Security researchers say they’ve found more than a dozen iPhone apps covertly communicating with a server associated with Golduck, a historically Android-focused malware that infects popular classic game apps.
The malware has been known about for over a year, after it was first discovered by Appthority infecting classic and retro games on Google Play, by embedding backdoor code that allowed malicious payloads to be silently pushed to the device. At the time, more than 10 million users were affected by the malware, allowing hackers to run malicious commands at the highest privileges, like sending premium SMS messages from a victim’s phone to make money.
Now, the researchers say iPhone apps linked to the malware could also present a risk.
Wandera, an enterprise security firm, said it found 14 apps — all retro-style games — that were communicating with the same command and control server used by the Golduck malware.
“The [Golduck] domain was on a watchlist we established due to its use in distributing a specific strain of Android malware in the past,” said Michael Covington, Wandera’s vice-president of product. “When we started seeing communication between iOS devices and the known malware domain, we investigated further.”
The apps include: Commando Metal: Classic Contra, Super Pentron Adventure: Super Hard, Classic Tank vs Super Bomber, Super Adventure of Maritron, Roy Adventure Troll Game, Trap Dungeons: Super Adventure, Bounce Classic Legend, Block Game, Classic Bomber: Super Legend, Brain It On: Stickman Physics, Bomber Game: Classic Bomberman, Classic Brick – Retro Block, The Climber Brick, and Chicken Shoot Galaxy Invaders.

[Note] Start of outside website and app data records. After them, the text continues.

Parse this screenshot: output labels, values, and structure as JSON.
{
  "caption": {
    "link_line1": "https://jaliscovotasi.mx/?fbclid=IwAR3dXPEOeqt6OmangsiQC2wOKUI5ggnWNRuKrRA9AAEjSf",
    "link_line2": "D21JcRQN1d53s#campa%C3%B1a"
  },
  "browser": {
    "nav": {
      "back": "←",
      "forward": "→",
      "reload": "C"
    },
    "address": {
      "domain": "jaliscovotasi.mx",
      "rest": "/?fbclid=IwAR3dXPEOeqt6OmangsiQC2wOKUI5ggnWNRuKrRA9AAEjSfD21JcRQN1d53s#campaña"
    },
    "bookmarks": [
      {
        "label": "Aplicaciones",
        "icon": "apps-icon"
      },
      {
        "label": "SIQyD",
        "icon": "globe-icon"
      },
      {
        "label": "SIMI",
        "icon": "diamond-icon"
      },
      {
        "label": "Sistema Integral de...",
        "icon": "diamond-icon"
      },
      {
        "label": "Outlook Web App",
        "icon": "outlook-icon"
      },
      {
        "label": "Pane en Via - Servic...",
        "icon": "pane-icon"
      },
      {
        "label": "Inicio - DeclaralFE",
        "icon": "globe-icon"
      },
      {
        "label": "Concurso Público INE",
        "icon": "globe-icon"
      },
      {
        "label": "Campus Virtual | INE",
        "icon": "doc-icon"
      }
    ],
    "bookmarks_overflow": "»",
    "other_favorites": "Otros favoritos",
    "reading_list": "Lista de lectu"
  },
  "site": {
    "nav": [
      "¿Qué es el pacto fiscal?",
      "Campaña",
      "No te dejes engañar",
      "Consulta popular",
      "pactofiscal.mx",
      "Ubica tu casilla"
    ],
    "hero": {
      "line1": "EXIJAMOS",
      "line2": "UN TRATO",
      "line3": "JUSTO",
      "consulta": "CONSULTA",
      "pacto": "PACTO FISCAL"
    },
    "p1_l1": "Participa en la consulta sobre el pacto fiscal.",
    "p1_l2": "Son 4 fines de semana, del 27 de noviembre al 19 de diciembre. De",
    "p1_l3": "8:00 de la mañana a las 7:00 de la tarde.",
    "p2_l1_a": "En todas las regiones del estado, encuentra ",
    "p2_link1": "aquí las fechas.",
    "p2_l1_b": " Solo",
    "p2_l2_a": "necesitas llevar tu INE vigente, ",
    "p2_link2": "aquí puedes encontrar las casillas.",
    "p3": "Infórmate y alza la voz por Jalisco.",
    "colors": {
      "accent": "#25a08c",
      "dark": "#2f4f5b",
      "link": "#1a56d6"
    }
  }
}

According to the researchers, what they saw so far seems relatively benign — the command and control server simply pushes a list of icons in a pocket of ad space in the upper-right corner of the app. When the user opens the game, the server tells the app which icons and links it should serve to the user. They did, however, see the apps sending IP address data — and, in some cases, location data — back to the Golduck command and control server. TechCrunch verified their claims, running the apps on a clean iPhone through a proxy, allowing us to see where the data goes. Based on what we saw, the app tells the malicious Golduck server what app, version, device type, and the IP address of the device — including how many ads were displayed on the phone.